The Attack on the Giant Elk and the Great Eagle (cont.)
His ear told him to stand facing the east when the next morning the Eagle swooped down upon him and tried to carry him off. The talons of the Eagle failed to penetrate the hard elk-skin by which he was covered.
"Turn to the south," said the ear, and again the Eagle came and was again unsuccessful. Jonayaíyin faced each of the four points in this manner, and again faced toward the east, whereupon the Eagle succeeded in fastening its talons in the lacing on the front of the coat of the supposed man, who was carried to the nest above and thrown down before the young eagles, with the invitation to pick his eyes out.

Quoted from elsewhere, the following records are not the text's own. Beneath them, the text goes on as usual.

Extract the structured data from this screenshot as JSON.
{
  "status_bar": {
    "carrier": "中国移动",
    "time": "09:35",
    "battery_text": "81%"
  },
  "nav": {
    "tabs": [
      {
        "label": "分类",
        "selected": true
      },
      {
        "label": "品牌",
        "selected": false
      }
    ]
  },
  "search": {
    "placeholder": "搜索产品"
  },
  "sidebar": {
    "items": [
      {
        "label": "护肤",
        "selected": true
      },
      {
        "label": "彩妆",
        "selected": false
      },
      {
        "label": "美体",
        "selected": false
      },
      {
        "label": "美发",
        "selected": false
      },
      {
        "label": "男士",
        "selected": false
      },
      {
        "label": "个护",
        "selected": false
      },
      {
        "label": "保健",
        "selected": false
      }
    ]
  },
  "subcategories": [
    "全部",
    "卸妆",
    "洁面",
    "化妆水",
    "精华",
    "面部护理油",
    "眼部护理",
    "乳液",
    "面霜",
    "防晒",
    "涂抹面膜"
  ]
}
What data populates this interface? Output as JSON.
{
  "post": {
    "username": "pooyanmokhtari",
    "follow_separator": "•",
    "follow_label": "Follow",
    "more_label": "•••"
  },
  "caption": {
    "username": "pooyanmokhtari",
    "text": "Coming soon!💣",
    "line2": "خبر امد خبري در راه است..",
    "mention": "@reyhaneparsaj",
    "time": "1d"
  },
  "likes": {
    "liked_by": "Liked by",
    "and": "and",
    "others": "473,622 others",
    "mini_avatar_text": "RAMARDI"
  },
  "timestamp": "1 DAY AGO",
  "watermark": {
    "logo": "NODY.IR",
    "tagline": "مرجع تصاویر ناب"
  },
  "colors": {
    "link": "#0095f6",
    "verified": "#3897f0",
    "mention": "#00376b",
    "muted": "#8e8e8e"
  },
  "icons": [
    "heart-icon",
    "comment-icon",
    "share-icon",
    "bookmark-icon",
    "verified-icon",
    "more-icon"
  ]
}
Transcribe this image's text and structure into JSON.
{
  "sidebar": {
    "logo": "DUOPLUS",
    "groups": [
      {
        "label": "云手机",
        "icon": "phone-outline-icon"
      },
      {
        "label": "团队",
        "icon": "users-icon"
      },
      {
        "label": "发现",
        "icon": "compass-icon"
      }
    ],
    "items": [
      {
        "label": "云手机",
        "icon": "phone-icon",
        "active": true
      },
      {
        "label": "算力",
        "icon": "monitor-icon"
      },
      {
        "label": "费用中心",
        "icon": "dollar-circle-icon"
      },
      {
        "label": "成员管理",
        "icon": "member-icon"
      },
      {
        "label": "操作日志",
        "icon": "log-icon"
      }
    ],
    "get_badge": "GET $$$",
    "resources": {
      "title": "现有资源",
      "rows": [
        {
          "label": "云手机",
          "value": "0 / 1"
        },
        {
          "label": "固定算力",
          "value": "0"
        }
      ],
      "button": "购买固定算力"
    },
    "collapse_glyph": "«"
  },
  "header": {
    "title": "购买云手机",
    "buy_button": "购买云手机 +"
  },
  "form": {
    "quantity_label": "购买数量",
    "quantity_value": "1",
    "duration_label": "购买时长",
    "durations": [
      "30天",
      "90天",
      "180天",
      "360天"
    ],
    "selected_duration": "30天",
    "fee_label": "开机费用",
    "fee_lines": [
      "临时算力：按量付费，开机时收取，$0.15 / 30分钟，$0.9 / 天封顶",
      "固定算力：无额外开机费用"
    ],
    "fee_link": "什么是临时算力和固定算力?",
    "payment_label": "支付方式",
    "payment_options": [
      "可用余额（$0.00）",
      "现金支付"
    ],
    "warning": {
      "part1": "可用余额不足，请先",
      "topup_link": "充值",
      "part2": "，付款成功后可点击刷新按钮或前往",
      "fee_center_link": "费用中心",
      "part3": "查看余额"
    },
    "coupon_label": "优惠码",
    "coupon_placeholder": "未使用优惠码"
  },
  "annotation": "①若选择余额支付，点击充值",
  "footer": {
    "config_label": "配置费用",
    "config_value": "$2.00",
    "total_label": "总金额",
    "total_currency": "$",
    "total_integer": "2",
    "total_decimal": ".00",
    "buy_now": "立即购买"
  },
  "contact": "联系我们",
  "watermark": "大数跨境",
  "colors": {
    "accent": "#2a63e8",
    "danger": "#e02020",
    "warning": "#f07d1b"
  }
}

As they were about to do this, Jonayaíyin gave a warning hiss, at which the young ones cried, "He is living yet."
"Oh, no," replied the old Eagle; "that is only the rush of air from his body through the holes made by my talons." Without stopping to verify this, the Eagle flew away.
Jonayaíyin threw some of the blood of the Elk which he had brought with him to the young ones and asked them when their mother returned. "In the afternoon when it rains," they answered.

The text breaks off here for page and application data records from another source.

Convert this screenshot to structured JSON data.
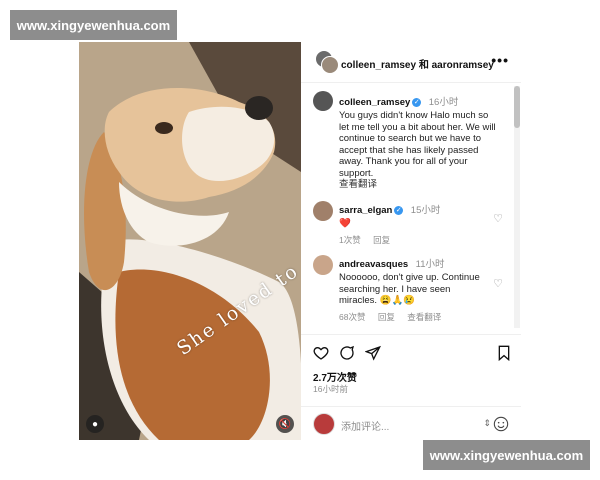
{
  "watermarks": {
    "top": "www.xingyewenhua.com",
    "bottom": "www.xingyewenhua.com"
  },
  "photo": {
    "caption": "She loved to sleep!"
  },
  "post": {
    "header_title": "colleen_ramsey 和 aaronramsey",
    "more": "•••",
    "comments": [
      {
        "user": "colleen_ramsey",
        "time": "16小时",
        "text": "You guys didn't know Halo much so let me tell you a bit about her. We will continue to search but we have to accept that she has likely passed away. Thank you for all of your support.",
        "translate": "查看翻译"
      },
      {
        "user": "sarra_elgan",
        "time": "15小时",
        "text": "❤️",
        "likes": "1次赞",
        "reply": "回复"
      },
      {
        "user": "andreavasques",
        "time": "11小时",
        "text": "Noooooo, don't give up. Continue searching her. I have seen miracles. 😩🙏😢",
        "likes": "68次赞",
        "reply": "回复",
        "translate": "查看翻译"
      }
    ],
    "likes": "2.7万次赞",
    "time_ago": "16小时前",
    "comment_placeholder": "添加评论..."
  },
  "colors": {
    "verified": "#3897f0",
    "heart_red": "#ed4956"
  },
  "icons": [
    "heart-icon",
    "comment-icon",
    "share-icon",
    "bookmark-icon",
    "more-icon",
    "emoji-icon",
    "mute-icon",
    "user-tag-icon",
    "verified-icon"
  ]
}
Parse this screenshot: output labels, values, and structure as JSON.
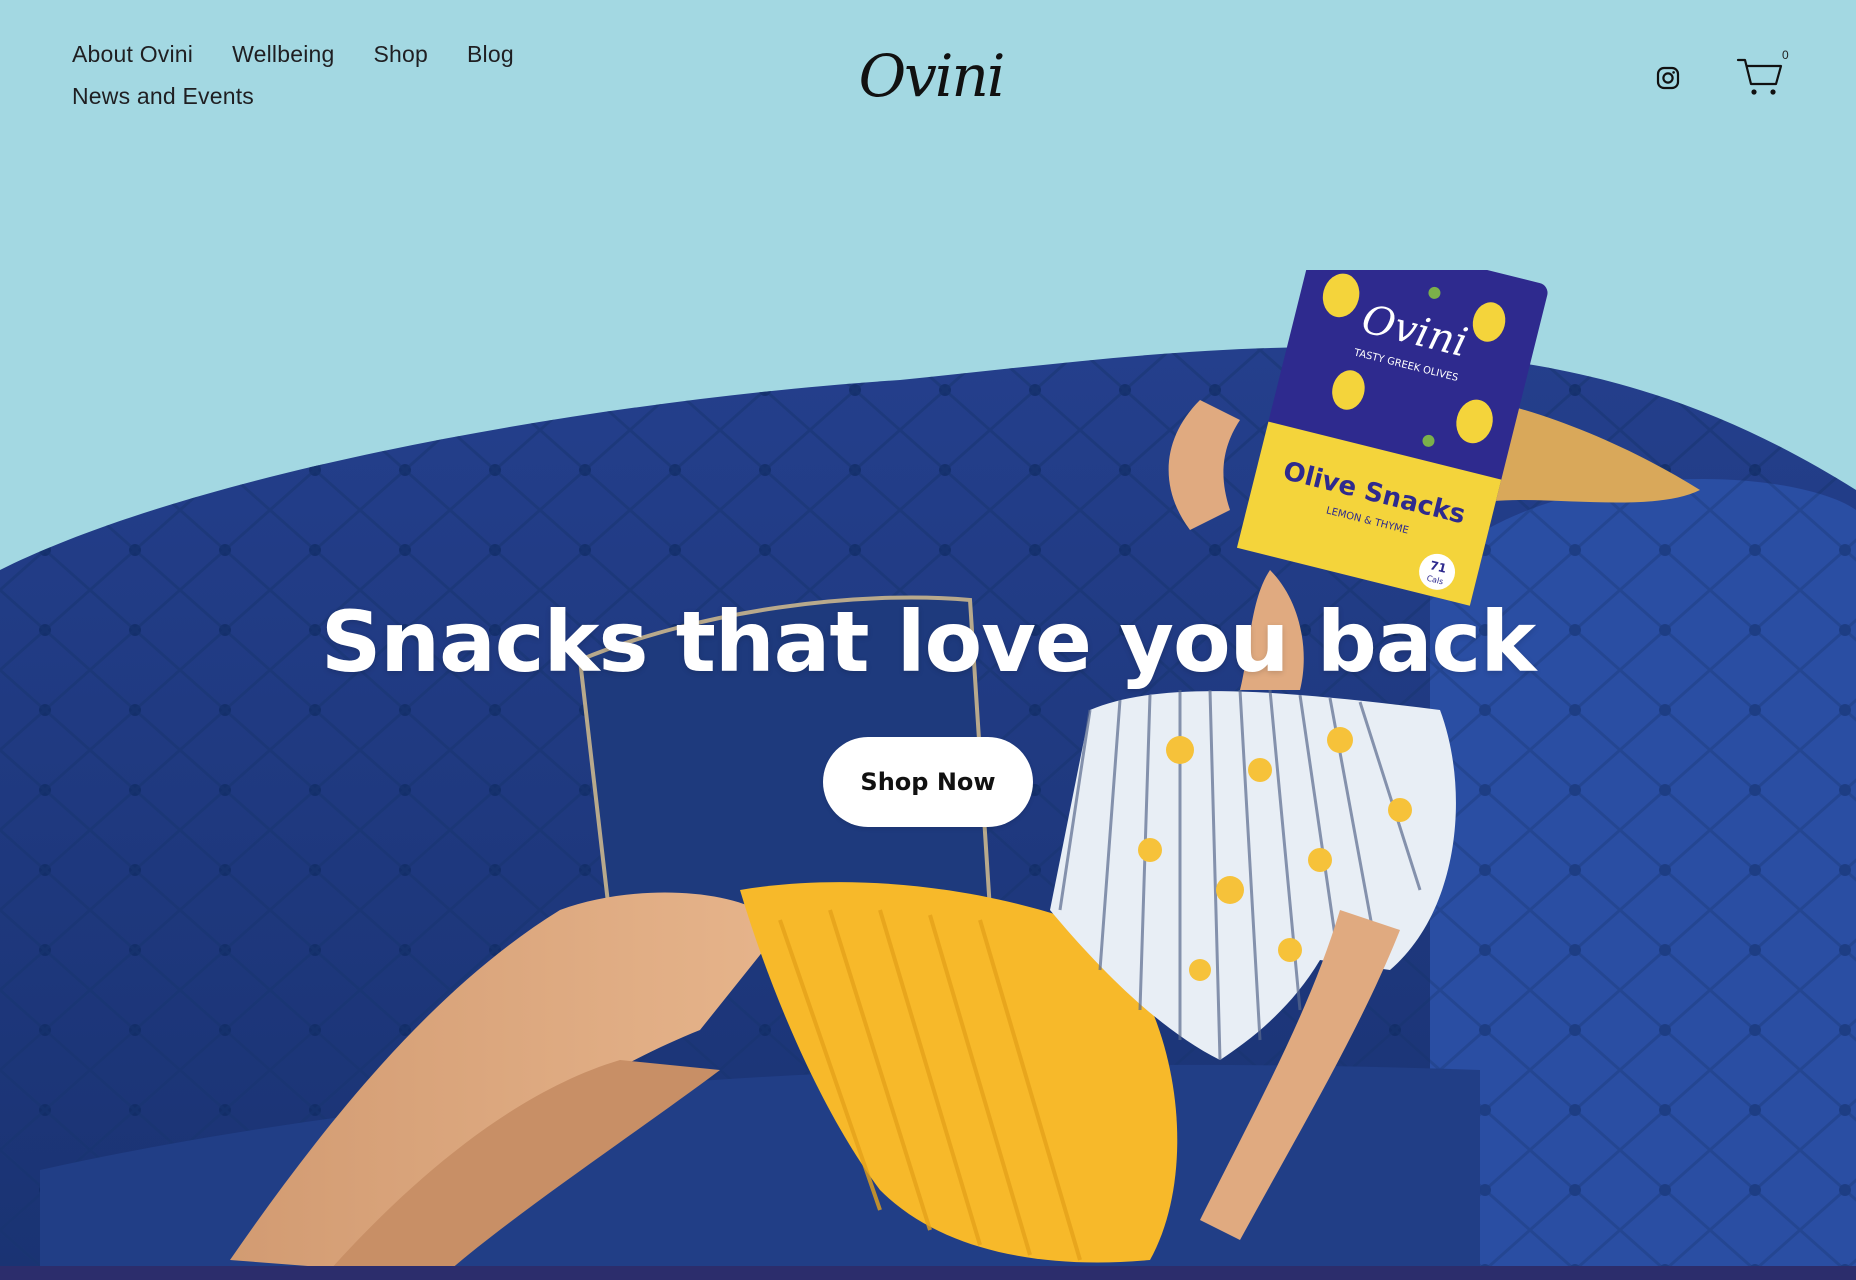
{
  "nav": {
    "items": [
      {
        "label": "About Ovini"
      },
      {
        "label": "Wellbeing"
      },
      {
        "label": "Shop"
      },
      {
        "label": "Blog"
      },
      {
        "label": "News and Events"
      }
    ]
  },
  "brand": {
    "logo_text": "Ovini"
  },
  "header": {
    "instagram_icon": "instagram-icon",
    "cart_icon": "cart-icon",
    "cart_count": "0"
  },
  "hero": {
    "headline": "Snacks that love you back",
    "cta_label": "Shop Now",
    "product": {
      "brand": "Ovini",
      "tagline": "TASTY GREEK OLIVES",
      "name": "Olive Snacks",
      "flavour": "LEMON & THYME",
      "calories": "71",
      "calories_unit": "Cals"
    }
  },
  "colors": {
    "background": "#a3d8e2",
    "sofa": "#1f3f8a",
    "bag_purple": "#2e2a8e",
    "bag_yellow": "#f4d43b",
    "skirt": "#f7b92a",
    "bottom_bar": "#2c2d6c"
  }
}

When the mother Eagle came with the shower of rain in the afternoon, he stood in readiness with one of the Elk antlers in his hand. As the bird alighted with a man in her talons, Jonayaíyin struck her upon the back with the antler, killing her instantly.

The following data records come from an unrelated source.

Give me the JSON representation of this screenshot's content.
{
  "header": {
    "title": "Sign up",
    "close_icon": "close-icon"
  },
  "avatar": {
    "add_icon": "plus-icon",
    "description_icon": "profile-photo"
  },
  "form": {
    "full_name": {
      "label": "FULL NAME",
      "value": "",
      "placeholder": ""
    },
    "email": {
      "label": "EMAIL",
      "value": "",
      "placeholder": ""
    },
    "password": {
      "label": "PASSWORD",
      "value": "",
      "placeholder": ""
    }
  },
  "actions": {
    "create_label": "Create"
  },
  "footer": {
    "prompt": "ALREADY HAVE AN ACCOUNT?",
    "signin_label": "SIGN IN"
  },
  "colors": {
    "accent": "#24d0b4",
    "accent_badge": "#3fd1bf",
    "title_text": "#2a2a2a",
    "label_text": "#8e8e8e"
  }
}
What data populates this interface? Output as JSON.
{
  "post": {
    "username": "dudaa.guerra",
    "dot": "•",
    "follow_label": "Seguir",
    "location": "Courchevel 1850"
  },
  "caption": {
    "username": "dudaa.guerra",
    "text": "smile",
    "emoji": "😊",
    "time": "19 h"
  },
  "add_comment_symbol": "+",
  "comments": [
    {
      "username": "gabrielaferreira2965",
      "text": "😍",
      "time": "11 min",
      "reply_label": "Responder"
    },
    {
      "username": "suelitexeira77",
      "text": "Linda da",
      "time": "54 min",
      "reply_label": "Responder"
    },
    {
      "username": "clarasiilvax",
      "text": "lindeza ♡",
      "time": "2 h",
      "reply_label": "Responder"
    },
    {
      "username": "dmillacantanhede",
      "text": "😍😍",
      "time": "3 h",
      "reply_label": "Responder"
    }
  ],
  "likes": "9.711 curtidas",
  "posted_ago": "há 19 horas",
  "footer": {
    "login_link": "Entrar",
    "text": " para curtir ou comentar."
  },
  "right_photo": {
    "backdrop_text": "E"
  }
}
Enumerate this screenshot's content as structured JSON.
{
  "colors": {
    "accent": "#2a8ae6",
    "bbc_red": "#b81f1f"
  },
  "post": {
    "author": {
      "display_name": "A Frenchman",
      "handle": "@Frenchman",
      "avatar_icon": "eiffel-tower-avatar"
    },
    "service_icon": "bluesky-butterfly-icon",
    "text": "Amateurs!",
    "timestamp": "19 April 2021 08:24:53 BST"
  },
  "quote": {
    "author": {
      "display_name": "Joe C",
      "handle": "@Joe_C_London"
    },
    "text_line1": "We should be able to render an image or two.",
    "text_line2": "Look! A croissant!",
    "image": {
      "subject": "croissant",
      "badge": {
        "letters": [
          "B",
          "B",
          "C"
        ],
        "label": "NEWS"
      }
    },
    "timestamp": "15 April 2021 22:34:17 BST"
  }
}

Going back to the nest, he asked the young eagles when their father returned. "Our father comes home when the wind blows and brings rain just before sunset," they said. The male Eagle came at the appointed time, carrying a woman with a crying infant upon her back. Mother and babe were dropped from a height upon the rock and killed.
With the second antler of the Elk, Jonayaíyin avenged their death and ended the career of the eagles by striking the Eagle upon the back and killing him. The wing of this eagle was of enormous size; the bones were as large as a man's arm; fragments of this wing are still preserved at Taos.
Jonayaíyin struck the young eagles upon the head, saying, "You shall never grow any larger." Thus deprived of their strength and power to injure mankind, the eagles relinquished their sovereignty with the parting curse of rheumatism, which they bestowed upon the human race.
Jonayaíyin could discover no way by which he could descend from the rock until at length he saw an old female Bat on the plain below. At first she pretended not to hear his calls for help; then she flew up with the inquiry, "How did you get here?"
Jonayaíyin told how he had killed the eagles. "I will give you all the feathers you may desire if you will help me to escape," concluded he.
The old Bat carried her basket by a slender spider's thread. He was afraid to trust himself in such a small basket suspended by a thread, but she reassured him, saying: "I have packed mountain sheep in this basket, and the strap has never broken. Do not look while we are descending; keep your eyes shut as tight as you can."
He began to open his eyes once during the descent, but she warned him in time to avoid mishap. They went to the foot of the rock where the old Eagles lay. Jonayaíyin filled her basket with feathers but told her not to go out on the plains where there are many small birds. Forgetting this admonition, she was soon among the small birds who robbed the old Bat of all her feathers. This accounts for the plumage of the small bird klokin, which somewhat resembles the color of the tail and wing feathers of the bald eagle.
The Bat returned four times for a supply of feathers, but the fifth time she asked to have her basket filled, Jonayaíyin was vexed. "You cannot take care of your feathers, so you shall never have any. This old skin on your basket is good enough for you."
"Very well," said the Bat, resignedly, "I deserve to lose them, for I never could take care of those feathers."